“One Good Thing” is Bad

WZZM Grand Rapids, Michigan [Tegna]

Tegna’s WZZM in Grand Rapids, Michigan has a series of reports called “One Good Thing”.

Today’s report is about a blind woman wo creates art with crayons.

Story format (text version on website):


Quotes from disabled person.

Quotes from non-profit organization leader.

More quotes from disabled person.

Then, event announcement is for a fundraiser that disabled person cannot participate in. A  blind person who can draw with crayons  may not be able to play golf.

The text version of the story ends with “Do you have a deeply personal story with a call to action?” followed by an email address.

The anchor ends the televised version saying that the person featured in the story is inspiring.

For drawing with crayons.

The website image for the story shows the featured disabled person in a wheelchair.

So, she can’t play golf.

An article on Psychology Today’s website explains what this type of story is,

A TEDx Talk on YouTube defines it,

WZZM “One Good Thing”, as well as similar reports in other media, objectifies disabled people.

How may of these stories will inspire the non-disabled people to change things that actually help disabled people?

How does this story inspire the news anchor?

This article from Respect Ability explains in detail what the problem is. “Uplifting stories about disabled people completing everyday tasks” best describes this WZZM news story.

Drawing with crayons is not a news story. Working towards being a public speaker and author, is newsworthy.

However, WZZM did interview the disabled person. This is why I ask if a disabled person is included in the story in my news commentary. The answer is yes, here.
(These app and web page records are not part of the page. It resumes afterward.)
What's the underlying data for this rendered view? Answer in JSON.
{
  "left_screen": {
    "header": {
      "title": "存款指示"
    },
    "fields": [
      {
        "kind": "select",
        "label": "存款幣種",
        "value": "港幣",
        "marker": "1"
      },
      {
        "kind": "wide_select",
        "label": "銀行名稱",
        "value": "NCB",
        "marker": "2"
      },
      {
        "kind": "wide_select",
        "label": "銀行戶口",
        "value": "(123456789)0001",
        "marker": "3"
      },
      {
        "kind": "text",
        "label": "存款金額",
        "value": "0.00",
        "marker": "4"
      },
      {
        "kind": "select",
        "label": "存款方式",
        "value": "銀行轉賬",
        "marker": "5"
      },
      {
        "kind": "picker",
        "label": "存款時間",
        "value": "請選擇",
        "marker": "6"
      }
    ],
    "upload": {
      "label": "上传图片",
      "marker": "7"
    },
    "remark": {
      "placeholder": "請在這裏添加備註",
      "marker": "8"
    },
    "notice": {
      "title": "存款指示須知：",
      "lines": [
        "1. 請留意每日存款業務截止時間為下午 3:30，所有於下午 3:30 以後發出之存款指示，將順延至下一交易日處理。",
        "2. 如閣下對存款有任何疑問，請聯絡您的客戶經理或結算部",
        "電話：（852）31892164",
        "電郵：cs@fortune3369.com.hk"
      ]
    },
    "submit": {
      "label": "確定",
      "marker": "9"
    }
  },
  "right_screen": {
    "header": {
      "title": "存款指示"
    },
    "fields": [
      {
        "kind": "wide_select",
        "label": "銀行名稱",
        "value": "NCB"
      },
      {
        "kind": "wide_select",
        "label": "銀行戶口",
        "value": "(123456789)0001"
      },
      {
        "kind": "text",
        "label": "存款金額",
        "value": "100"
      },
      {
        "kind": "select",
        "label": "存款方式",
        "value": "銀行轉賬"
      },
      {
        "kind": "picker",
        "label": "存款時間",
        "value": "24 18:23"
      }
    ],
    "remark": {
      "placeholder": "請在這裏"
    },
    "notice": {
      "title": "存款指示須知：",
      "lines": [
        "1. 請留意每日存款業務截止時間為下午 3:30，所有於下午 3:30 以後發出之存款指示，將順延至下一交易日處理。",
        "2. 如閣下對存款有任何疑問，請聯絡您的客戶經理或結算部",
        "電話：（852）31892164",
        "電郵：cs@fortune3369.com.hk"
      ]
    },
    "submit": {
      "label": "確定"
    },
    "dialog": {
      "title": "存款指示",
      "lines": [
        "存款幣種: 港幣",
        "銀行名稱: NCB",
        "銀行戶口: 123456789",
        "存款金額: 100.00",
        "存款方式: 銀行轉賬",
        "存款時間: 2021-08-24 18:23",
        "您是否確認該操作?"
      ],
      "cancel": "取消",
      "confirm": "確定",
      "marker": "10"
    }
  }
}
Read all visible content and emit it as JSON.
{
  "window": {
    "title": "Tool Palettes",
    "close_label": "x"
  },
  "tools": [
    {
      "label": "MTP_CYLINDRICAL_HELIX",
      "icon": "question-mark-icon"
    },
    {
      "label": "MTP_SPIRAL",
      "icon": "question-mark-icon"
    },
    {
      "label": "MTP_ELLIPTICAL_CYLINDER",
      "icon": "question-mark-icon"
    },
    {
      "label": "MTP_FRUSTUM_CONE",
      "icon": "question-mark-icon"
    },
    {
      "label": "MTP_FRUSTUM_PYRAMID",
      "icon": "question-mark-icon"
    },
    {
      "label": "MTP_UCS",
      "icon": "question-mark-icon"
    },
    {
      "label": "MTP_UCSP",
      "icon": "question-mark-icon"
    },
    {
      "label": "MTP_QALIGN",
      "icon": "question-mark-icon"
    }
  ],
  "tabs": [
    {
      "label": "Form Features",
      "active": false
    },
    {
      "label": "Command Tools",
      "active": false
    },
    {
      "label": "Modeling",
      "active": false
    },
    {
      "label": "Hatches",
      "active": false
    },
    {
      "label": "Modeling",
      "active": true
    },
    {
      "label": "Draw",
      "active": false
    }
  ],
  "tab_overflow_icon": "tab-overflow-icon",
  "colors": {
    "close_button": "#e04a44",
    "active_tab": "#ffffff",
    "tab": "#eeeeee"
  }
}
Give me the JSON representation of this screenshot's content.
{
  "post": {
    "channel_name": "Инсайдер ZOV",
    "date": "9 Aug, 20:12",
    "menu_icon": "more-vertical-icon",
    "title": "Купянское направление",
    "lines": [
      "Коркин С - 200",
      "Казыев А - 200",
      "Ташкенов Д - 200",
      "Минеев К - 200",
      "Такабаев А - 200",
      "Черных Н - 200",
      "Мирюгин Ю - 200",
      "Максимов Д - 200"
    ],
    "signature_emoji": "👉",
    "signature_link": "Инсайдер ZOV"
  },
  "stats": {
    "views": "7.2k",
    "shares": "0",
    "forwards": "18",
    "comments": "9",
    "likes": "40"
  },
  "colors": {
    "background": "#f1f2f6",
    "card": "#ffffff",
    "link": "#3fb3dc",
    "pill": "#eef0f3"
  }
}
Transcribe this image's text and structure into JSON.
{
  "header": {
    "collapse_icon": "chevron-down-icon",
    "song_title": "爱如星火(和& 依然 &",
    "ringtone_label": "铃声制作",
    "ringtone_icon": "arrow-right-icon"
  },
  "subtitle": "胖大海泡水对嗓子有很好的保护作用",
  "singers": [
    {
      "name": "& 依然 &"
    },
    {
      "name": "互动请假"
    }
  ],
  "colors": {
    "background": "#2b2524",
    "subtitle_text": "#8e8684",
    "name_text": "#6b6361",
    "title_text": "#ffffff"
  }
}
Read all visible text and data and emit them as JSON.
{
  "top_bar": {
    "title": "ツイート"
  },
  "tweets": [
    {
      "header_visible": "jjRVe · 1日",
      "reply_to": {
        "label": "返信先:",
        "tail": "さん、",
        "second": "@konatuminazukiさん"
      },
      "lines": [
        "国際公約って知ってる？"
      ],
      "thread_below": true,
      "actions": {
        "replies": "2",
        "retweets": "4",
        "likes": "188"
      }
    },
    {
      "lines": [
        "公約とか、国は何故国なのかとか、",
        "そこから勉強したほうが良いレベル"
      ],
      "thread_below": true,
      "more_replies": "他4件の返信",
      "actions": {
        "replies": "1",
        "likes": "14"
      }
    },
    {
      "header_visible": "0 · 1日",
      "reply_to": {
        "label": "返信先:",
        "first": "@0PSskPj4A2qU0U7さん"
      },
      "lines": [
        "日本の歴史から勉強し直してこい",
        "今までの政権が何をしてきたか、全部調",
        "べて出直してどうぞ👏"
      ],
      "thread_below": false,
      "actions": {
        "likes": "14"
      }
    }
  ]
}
However, future “One Good Thing” stories may not include disabled people.

Ultimately, “One Good Thing” is  a fundraising announcement.

But the call to action is for a fundraising event in which someone in a wheelchair can’t play.

The station has a history with the  Jerry Lewis Telethon, with local cut-ins.

This could have been two separate stories: the disabled person, then the fundraiser. Combining them essentially made an adult woman a poster child for the non-profit home where she lives.